Every line of the entries below that mentions "name" is to be copied out.

- [Material provided]:
○ ○ ○ ○ ○ ○ ○

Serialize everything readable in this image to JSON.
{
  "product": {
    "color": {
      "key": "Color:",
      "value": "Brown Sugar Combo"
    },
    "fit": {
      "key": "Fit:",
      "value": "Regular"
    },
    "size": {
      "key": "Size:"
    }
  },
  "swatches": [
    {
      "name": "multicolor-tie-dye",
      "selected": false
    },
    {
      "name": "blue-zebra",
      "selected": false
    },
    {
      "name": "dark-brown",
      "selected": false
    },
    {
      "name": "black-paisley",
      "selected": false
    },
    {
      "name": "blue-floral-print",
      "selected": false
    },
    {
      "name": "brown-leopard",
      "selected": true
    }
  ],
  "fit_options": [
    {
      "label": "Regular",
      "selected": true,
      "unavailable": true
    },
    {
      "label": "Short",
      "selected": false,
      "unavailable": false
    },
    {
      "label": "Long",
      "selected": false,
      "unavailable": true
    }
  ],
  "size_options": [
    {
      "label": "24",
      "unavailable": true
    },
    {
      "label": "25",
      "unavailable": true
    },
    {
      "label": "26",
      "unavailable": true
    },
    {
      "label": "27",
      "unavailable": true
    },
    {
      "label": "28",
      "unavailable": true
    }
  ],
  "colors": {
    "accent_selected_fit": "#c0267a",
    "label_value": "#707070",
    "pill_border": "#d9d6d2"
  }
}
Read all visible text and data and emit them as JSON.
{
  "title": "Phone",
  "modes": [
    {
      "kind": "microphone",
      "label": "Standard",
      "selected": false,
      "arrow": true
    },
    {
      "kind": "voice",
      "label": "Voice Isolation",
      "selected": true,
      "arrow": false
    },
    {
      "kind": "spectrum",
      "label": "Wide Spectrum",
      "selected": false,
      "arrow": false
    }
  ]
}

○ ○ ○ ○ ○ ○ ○

- [Final answer]:
      "name": "multicolor-tie-dye",
      "name": "blue-zebra",
      "name": "dark-brown",
      "name": "black-paisley",
      "name": "blue-floral-print",
      "name": "brown-leopard",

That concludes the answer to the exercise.